Think about the people in your life who you have hugged tightly – the smell of your loved ones’ hair, their skin, their perfume, their aftershave, etc. When you are intimate enough with someone to smell them, the relationship is more intimate and what you can offer each other becomes greater. The same is true for us and God. When God can smell us, when we are hugged tight to Hashem, we can begin to be enlivened by the divine blessings.
This idea is ultimately what I believe my teacher’s teacher was trying to convey. When you finally get close enough to the text to smell it, its meanings and blessings will become more meaningful to you. The spies in this week’s passage didn’t smell the odor of God. They did just the opposite and didn’t want to enter the promised land. Joshua and Caleb disagreed. They smelled the fragrance and led the people over the river Jordan to the promised land.
In the last few months, we have been detached from each other; most of us living alone in our homes. How do we give each other our deepest blessings when we can’t get close to each other, when we can’t smell each other?

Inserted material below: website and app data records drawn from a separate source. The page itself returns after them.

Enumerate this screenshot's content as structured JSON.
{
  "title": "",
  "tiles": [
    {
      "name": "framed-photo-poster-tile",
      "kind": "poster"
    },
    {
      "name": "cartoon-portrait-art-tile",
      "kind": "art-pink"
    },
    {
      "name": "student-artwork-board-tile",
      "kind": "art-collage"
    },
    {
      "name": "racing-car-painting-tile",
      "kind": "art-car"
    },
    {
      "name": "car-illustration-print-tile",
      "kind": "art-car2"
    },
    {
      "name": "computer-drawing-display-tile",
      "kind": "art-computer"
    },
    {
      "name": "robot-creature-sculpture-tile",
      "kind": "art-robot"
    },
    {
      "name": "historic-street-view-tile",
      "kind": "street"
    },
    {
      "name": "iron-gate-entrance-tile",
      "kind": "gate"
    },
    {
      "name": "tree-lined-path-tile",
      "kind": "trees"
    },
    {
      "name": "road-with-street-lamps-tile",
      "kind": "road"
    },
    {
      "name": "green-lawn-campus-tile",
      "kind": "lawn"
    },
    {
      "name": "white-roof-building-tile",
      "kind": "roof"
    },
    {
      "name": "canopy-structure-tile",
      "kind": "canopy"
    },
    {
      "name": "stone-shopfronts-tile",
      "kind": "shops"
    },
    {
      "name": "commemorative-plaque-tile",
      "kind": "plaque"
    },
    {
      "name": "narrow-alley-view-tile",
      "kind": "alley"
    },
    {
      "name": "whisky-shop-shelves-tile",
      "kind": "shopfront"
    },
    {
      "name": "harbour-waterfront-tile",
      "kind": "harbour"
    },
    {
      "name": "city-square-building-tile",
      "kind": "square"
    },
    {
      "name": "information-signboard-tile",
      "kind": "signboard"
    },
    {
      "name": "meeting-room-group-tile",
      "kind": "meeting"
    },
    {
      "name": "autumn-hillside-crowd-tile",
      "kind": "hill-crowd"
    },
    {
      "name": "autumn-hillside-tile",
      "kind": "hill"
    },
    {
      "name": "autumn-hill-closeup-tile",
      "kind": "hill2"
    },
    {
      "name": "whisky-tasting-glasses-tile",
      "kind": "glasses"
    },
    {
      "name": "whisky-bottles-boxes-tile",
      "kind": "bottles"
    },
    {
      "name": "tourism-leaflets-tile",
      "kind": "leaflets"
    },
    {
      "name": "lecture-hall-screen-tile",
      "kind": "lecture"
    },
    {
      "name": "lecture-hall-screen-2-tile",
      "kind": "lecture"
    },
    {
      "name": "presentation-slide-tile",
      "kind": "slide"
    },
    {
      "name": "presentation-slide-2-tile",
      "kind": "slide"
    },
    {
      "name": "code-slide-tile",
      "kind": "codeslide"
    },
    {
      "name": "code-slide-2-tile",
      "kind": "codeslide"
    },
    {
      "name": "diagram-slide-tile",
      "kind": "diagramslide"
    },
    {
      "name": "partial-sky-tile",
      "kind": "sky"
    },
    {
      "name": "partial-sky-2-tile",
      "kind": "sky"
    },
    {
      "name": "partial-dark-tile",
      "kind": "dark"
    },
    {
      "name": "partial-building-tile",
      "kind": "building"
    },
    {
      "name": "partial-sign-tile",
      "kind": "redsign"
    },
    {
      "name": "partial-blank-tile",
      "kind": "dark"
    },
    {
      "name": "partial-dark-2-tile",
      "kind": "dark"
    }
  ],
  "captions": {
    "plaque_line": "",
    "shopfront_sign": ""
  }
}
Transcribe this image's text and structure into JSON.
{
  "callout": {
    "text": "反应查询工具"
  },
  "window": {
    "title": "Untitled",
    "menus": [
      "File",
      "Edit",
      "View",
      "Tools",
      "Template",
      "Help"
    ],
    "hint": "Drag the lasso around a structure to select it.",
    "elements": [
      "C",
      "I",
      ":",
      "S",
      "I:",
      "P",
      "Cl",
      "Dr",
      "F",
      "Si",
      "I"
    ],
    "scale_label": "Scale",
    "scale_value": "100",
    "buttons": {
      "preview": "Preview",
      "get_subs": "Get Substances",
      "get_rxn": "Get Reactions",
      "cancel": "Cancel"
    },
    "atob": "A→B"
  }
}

The priestly blessing, which we receive in the synagogue, is often referred to as the lifting of the hands. The Sfas Emes elsewhere explains that the job of the rabbis is to raise their hands up and pull the divine flow down from the heavens. He said that before the error of the golden calf, we used to stand tall. And from that moment on, every time we err, our spiritual posture becomes more bent.
Yet through our desire to reattach ourselves to the source of all, we can slowly straighten up again. It is the hopeful message of the priests and their hands. While we may be low and feel like we have fallen, we know that we have the ability to get up again.
And that day when we will return to each other, hug each other, smell each other and learn from each other, that will be a holy day indeed. A day full of life. I cannot wait until our country is whole again. June 14 was flag day. We are all Americans. The word community is two words, “common unity.” America should be united with all states receiving God’s blessing.
Congregation B’nai Chaim is located at 29500 Via Princesa in Murrieta. For more information, visit https://www.bnaichaim.com or find them on Facebook.